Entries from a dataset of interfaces
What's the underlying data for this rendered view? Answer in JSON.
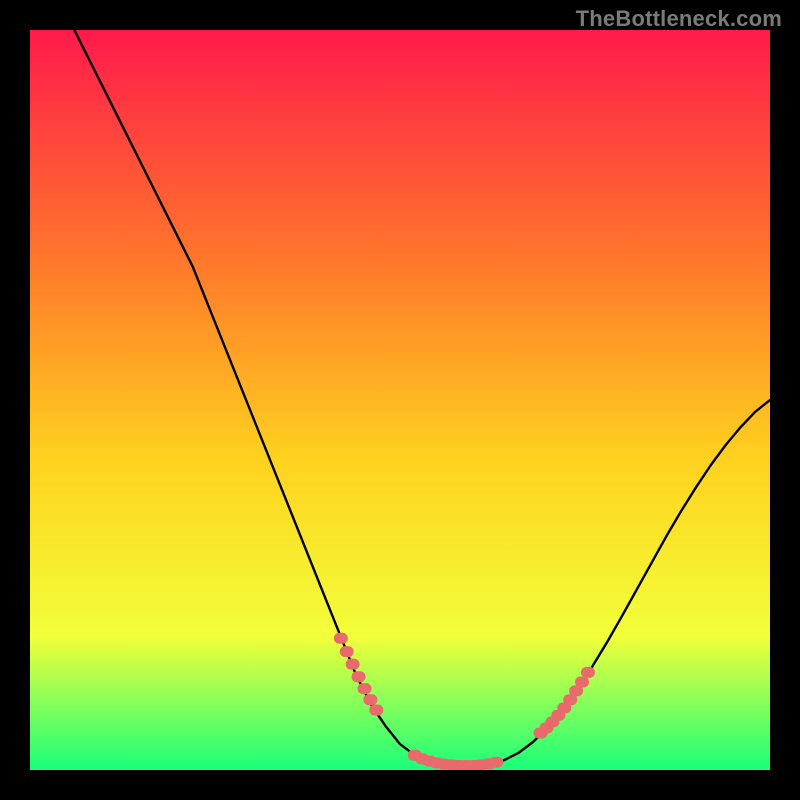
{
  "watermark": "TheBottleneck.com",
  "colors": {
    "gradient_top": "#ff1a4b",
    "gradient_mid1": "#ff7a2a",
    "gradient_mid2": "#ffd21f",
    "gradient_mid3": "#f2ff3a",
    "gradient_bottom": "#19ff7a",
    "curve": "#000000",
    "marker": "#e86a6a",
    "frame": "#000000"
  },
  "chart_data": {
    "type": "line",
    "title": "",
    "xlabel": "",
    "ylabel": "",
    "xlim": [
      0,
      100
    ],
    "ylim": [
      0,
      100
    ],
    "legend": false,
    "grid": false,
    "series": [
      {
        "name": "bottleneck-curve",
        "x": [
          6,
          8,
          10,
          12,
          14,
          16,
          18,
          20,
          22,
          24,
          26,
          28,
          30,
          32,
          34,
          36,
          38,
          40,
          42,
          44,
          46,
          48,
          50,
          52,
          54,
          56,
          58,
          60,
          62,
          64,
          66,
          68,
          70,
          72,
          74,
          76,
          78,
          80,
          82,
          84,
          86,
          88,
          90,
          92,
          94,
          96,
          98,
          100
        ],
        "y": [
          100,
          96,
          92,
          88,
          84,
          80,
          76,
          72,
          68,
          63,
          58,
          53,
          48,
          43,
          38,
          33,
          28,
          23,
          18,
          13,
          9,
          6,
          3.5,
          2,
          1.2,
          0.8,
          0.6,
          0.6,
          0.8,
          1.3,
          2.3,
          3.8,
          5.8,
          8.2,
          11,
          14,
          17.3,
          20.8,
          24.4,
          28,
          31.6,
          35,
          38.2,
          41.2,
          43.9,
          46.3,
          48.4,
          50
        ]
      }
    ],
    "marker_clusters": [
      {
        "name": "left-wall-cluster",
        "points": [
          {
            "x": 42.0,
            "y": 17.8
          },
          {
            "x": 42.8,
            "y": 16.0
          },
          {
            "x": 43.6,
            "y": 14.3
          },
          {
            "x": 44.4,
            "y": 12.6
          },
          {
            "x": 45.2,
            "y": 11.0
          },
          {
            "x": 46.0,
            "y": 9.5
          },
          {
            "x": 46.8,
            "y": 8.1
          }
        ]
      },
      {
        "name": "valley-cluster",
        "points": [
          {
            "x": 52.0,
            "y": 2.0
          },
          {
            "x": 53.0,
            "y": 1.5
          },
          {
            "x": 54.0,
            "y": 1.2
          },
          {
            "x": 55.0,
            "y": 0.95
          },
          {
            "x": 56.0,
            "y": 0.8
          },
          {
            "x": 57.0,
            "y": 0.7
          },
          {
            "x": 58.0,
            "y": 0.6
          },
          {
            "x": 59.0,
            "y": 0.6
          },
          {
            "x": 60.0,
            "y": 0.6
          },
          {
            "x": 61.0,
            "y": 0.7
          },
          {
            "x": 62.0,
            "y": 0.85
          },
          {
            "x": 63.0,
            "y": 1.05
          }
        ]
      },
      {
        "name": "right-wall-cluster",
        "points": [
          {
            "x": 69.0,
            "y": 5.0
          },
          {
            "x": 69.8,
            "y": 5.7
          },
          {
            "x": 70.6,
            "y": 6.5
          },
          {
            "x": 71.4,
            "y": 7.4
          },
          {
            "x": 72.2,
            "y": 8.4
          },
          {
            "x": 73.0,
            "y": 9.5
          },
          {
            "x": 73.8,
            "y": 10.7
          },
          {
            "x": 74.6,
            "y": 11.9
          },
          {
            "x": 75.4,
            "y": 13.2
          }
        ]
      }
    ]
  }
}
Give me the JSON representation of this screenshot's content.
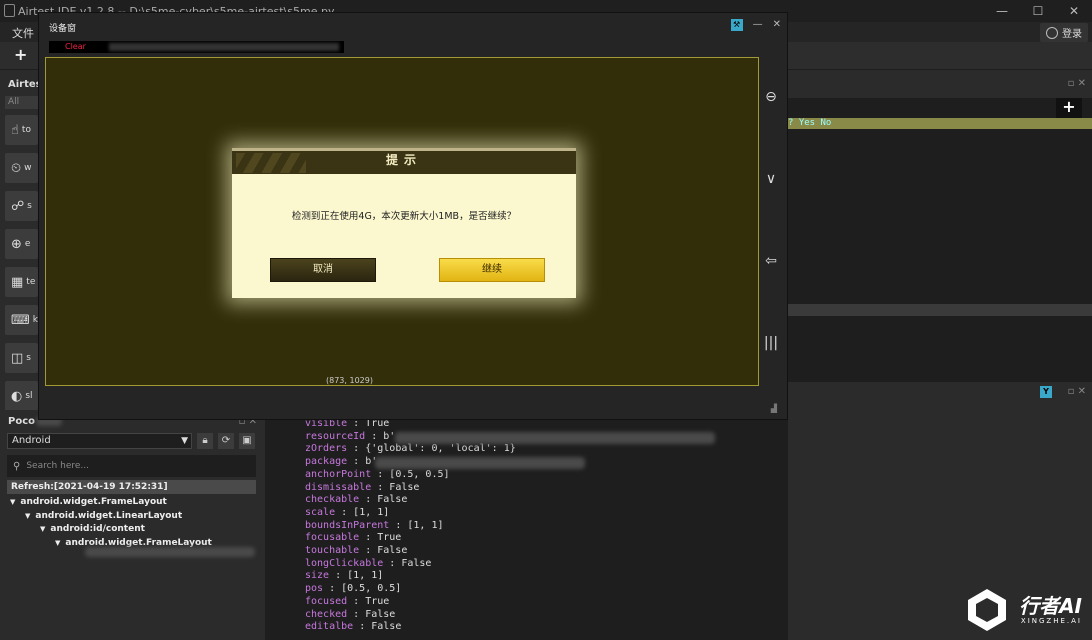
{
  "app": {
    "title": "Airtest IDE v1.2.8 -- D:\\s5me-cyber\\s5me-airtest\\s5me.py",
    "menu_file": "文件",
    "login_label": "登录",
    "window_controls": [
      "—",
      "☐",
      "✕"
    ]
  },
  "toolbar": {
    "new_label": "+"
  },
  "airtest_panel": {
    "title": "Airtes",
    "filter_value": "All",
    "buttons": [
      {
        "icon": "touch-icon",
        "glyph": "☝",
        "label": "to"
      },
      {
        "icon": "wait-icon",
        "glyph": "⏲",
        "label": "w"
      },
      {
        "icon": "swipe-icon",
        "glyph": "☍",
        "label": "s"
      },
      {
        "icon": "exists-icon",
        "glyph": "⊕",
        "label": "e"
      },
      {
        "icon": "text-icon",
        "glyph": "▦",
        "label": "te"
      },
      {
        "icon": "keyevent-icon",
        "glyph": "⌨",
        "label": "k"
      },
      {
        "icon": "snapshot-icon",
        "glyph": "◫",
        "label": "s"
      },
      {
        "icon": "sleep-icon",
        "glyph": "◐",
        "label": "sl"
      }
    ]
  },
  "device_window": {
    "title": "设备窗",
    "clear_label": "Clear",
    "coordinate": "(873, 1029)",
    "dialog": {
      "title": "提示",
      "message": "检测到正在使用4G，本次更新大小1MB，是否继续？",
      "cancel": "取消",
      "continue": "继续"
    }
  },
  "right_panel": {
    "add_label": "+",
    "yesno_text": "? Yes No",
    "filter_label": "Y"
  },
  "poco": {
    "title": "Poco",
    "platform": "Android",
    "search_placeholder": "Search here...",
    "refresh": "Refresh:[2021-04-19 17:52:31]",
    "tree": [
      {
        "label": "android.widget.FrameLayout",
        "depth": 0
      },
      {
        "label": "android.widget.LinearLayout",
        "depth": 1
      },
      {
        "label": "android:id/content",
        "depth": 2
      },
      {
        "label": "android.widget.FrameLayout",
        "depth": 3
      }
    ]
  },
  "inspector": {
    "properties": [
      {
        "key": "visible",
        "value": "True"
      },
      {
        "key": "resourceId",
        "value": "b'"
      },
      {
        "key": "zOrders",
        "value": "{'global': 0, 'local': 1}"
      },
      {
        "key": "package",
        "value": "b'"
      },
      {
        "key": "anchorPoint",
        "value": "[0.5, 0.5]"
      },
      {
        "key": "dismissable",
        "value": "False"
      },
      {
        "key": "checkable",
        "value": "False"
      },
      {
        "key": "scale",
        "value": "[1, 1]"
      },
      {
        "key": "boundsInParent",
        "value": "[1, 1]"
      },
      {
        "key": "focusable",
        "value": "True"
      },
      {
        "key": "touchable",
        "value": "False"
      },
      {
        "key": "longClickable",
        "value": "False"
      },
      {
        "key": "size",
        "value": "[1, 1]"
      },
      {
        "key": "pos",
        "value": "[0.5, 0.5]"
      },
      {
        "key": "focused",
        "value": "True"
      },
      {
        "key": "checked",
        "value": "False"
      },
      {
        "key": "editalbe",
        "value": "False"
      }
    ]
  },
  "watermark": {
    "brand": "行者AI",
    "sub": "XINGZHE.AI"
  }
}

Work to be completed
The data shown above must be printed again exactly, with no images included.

Solution for this problem
What's the underlying data for this rendered view? Answer in JSON.
{
  "watermark": "TheBottleneck.com",
  "colors": {
    "gradient_top": "#ff1a4b",
    "gradient_mid1": "#ff7a2a",
    "gradient_mid2": "#ffd21f",
    "gradient_mid3": "#f2ff3a",
    "gradient_bottom": "#19ff7a",
    "curve": "#000000",
    "marker": "#e86a6a",
    "frame": "#000000"
  },
  "chart_data": {
    "type": "line",
    "title": "",
    "xlabel": "",
    "ylabel": "",
    "xlim": [
      0,
      100
    ],
    "ylim": [
      0,
      100
    ],
    "legend": false,
    "grid": false,
    "series": [
      {
        "name": "bottleneck-curve",
        "x": [
          6,
          8,
          10,
          12,
          14,
          16,
          18,
          20,
          22,
          24,
          26,
          28,
          30,
          32,
          34,
          36,
          38,
          40,
          42,
          44,
          46,
          48,
          50,
          52,
          54,
          56,
          58,
          60,
          62,
          64,
          66,
          68,
          70,
          72,
          74,
          76,
          78,
          80,
          82,
          84,
          86,
          88,
          90,
          92,
          94,
          96,
          98,
          100
        ],
        "y": [
          100,
          96,
          92,
          88,
          84,
          80,
          76,
          72,
          68,
          63,
          58,
          53,
          48,
          43,
          38,
          33,
          28,
          23,
          18,
          13,
          9,
          6,
          3.5,
          2,
          1.2,
          0.8,
          0.6,
          0.6,
          0.8,
          1.3,
          2.3,
          3.8,
          5.8,
          8.2,
          11,
          14,
          17.3,
          20.8,
          24.4,
          28,
          31.6,
          35,
          38.2,
          41.2,
          43.9,
          46.3,
          48.4,
          50
        ]
      }
    ],
    "marker_clusters": [
      {
        "name": "left-wall-cluster",
        "points": [
          {
            "x": 42.0,
            "y": 17.8
          },
          {
            "x": 42.8,
            "y": 16.0
          },
          {
            "x": 43.6,
            "y": 14.3
          },
          {
            "x": 44.4,
            "y": 12.6
          },
          {
            "x": 45.2,
            "y": 11.0
          },
          {
            "x": 46.0,
            "y": 9.5
          },
          {
            "x": 46.8,
            "y": 8.1
          }
        ]
      },
      {
        "name": "valley-cluster",
        "points": [
          {
            "x": 52.0,
            "y": 2.0
          },
          {
            "x": 53.0,
            "y": 1.5
          },
          {
            "x": 54.0,
            "y": 1.2
          },
          {
            "x": 55.0,
            "y": 0.95
          },
          {
            "x": 56.0,
            "y": 0.8
          },
          {
            "x": 57.0,
            "y": 0.7
          },
          {
            "x": 58.0,
            "y": 0.6
          },
          {
            "x": 59.0,
            "y": 0.6
          },
          {
            "x": 60.0,
            "y": 0.6
          },
          {
            "x": 61.0,
            "y": 0.7
          },
          {
            "x": 62.0,
            "y": 0.85
          },
          {
            "x": 63.0,
            "y": 1.05
          }
        ]
      },
      {
        "name": "right-wall-cluster",
        "points": [
          {
            "x": 69.0,
            "y": 5.0
          },
          {
            "x": 69.8,
            "y": 5.7
          },
          {
            "x": 70.6,
            "y": 6.5
          },
          {
            "x": 71.4,
            "y": 7.4
          },
          {
            "x": 72.2,
            "y": 8.4
          },
          {
            "x": 73.0,
            "y": 9.5
          },
          {
            "x": 73.8,
            "y": 10.7
          },
          {
            "x": 74.6,
            "y": 11.9
          },
          {
            "x": 75.4,
            "y": 13.2
          }
        ]
      }
    ]
  }
}
Give me the JSON representation of this screenshot's content.
{
  "app": {
    "title": "Airtest IDE v1.2.8 -- D:\\s5me-cyber\\s5me-airtest\\s5me.py",
    "menu_file": "文件",
    "login_label": "登录",
    "window_controls": [
      "—",
      "☐",
      "✕"
    ]
  },
  "toolbar": {
    "new_label": "+"
  },
  "airtest_panel": {
    "title": "Airtes",
    "filter_value": "All",
    "buttons": [
      {
        "icon": "touch-icon",
        "glyph": "☝",
        "label": "to"
      },
      {
        "icon": "wait-icon",
        "glyph": "⏲",
        "label": "w"
      },
      {
        "icon": "swipe-icon",
        "glyph": "☍",
        "label": "s"
      },
      {
        "icon": "exists-icon",
        "glyph": "⊕",
        "label": "e"
      },
      {
        "icon": "text-icon",
        "glyph": "▦",
        "label": "te"
      },
      {
        "icon": "keyevent-icon",
        "glyph": "⌨",
        "label": "k"
      },
      {
        "icon": "snapshot-icon",
        "glyph": "◫",
        "label": "s"
      },
      {
        "icon": "sleep-icon",
        "glyph": "◐",
        "label": "sl"
      }
    ]
  },
  "device_window": {
    "title": "设备窗",
    "clear_label": "Clear",
    "coordinate": "(873, 1029)",
    "dialog": {
      "title": "提示",
      "message": "检测到正在使用4G，本次更新大小1MB，是否继续？",
      "cancel": "取消",
      "continue": "继续"
    }
  },
  "right_panel": {
    "add_label": "+",
    "yesno_text": "? Yes No",
    "filter_label": "Y"
  },
  "poco": {
    "title": "Poco",
    "platform": "Android",
    "search_placeholder": "Search here...",
    "refresh": "Refresh:[2021-04-19 17:52:31]",
    "tree": [
      {
        "label": "android.widget.FrameLayout",
        "depth": 0
      },
      {
        "label": "android.widget.LinearLayout",
        "depth": 1
      },
      {
        "label": "android:id/content",
        "depth": 2
      },
      {
        "label": "android.widget.FrameLayout",
        "depth": 3
      }
    ]
  },
  "inspector": {
    "properties": [
      {
        "key": "visible",
        "value": "True"
      },
      {
        "key": "resourceId",
        "value": "b'"
      },
      {
        "key": "zOrders",
        "value": "{'global': 0, 'local': 1}"
      },
      {
        "key": "package",
        "value": "b'"
      },
      {
        "key": "anchorPoint",
        "value": "[0.5, 0.5]"
      },
      {
        "key": "dismissable",
        "value": "False"
      },
      {
        "key": "checkable",
        "value": "False"
      },
      {
        "key": "scale",
        "value": "[1, 1]"
      },
      {
        "key": "boundsInParent",
        "value": "[1, 1]"
      },
      {
        "key": "focusable",
        "value": "True"
      },
      {
        "key": "touchable",
        "value": "False"
      },
      {
        "key": "longClickable",
        "value": "False"
      },
      {
        "key": "size",
        "value": "[1, 1]"
      },
      {
        "key": "pos",
        "value": "[0.5, 0.5]"
      },
      {
        "key": "focused",
        "value": "True"
      },
      {
        "key": "checked",
        "value": "False"
      },
      {
        "key": "editalbe",
        "value": "False"
      }
    ]
  },
  "watermark": {
    "brand": "行者AI",
    "sub": "XINGZHE.AI"
  }
}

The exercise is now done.